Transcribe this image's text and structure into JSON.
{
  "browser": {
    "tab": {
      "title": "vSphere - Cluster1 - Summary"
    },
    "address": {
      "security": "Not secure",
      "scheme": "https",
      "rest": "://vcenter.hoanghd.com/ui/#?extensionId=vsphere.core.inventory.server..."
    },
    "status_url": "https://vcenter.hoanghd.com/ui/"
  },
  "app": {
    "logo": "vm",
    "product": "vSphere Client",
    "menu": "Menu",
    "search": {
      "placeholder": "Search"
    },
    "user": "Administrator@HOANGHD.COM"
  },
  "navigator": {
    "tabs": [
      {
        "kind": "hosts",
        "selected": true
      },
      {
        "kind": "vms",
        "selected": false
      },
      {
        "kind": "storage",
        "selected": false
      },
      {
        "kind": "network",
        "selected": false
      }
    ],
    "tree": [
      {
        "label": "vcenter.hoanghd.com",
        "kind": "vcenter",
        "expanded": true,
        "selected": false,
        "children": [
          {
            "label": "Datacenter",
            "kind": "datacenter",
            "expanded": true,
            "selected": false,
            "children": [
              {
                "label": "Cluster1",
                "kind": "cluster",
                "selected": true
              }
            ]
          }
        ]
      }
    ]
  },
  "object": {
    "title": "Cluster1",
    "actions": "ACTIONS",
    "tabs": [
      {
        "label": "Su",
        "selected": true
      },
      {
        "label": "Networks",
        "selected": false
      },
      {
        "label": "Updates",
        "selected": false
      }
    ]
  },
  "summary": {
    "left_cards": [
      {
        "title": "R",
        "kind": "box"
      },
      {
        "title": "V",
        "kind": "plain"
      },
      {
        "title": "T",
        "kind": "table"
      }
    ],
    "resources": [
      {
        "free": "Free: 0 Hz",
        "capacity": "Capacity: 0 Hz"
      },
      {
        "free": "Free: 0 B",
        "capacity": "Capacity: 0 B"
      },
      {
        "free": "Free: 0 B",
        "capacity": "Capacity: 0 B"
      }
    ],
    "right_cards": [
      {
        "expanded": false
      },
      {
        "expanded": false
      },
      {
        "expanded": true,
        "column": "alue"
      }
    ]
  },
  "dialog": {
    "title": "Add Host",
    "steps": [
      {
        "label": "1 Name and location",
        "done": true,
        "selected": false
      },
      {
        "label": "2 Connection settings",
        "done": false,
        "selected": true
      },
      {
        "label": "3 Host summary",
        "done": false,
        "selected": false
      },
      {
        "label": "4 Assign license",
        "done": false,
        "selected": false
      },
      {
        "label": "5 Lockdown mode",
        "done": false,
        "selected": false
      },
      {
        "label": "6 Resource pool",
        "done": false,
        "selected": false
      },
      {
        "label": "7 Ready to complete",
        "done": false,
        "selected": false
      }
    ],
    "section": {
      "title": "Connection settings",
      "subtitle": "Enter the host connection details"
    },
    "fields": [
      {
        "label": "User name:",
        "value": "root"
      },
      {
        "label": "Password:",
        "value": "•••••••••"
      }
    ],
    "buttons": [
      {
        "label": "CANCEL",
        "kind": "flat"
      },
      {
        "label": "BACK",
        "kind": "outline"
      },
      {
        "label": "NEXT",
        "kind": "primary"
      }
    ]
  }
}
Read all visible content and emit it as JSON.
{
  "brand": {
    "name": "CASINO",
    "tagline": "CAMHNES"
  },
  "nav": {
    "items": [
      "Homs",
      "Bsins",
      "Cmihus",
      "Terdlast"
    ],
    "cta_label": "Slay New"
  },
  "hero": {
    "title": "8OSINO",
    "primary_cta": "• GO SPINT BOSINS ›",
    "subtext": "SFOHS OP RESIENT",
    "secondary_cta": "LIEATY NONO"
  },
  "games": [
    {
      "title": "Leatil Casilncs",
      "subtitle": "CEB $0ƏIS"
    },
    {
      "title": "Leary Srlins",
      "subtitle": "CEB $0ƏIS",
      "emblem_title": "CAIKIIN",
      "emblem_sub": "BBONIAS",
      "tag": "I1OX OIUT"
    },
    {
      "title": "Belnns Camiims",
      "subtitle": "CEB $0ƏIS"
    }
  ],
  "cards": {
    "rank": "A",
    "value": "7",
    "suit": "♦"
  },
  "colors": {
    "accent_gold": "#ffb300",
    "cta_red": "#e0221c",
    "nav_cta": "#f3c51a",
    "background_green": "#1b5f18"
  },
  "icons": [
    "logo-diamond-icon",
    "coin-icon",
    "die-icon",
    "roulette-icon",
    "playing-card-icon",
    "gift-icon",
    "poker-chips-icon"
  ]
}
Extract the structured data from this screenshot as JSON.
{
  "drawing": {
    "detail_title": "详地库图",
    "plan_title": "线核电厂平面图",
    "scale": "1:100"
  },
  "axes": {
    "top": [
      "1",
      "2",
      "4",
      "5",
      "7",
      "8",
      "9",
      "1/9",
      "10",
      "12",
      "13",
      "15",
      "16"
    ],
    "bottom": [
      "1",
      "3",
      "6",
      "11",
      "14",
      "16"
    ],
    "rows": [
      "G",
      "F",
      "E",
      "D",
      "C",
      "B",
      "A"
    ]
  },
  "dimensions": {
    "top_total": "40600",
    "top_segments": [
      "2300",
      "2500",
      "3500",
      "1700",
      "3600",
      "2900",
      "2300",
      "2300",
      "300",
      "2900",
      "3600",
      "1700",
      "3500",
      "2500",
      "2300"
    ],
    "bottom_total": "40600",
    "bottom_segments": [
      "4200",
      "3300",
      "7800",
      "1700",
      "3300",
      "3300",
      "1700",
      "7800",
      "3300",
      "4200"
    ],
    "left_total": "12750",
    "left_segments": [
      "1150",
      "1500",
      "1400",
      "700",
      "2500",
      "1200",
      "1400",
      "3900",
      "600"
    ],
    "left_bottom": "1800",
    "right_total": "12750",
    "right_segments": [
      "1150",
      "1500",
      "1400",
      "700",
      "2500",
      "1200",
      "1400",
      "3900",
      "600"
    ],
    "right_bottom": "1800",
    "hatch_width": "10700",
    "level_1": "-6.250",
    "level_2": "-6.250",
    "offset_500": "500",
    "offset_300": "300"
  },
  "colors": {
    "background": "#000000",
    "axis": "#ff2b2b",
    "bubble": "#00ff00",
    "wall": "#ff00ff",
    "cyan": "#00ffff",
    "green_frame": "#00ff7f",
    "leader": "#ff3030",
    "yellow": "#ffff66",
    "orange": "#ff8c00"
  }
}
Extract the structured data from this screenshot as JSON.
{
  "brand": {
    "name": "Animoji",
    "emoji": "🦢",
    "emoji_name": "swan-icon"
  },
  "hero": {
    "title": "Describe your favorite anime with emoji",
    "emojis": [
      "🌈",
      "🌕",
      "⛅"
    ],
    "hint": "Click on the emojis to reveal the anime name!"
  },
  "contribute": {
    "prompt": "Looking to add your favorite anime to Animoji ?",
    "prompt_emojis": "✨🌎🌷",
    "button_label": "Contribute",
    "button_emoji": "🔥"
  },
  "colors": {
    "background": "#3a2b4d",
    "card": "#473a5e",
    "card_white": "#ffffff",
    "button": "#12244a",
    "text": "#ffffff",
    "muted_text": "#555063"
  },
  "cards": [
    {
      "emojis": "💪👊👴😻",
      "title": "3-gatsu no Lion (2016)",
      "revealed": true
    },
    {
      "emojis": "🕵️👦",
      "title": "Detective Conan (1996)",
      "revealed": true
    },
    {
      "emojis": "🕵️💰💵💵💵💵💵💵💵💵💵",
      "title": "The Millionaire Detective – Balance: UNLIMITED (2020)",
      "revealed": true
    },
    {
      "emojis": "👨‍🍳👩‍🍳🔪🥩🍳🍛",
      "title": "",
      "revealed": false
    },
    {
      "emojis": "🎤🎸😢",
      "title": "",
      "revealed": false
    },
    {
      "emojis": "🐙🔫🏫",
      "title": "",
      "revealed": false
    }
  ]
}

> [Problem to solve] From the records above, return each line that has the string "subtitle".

> [Task response]
      "subtitle": "Enter the host connection details"
      "subtitle": "CEB $0ƏIS"
      "subtitle": "CEB $0ƏIS",
      "subtitle": "CEB $0ƏIS"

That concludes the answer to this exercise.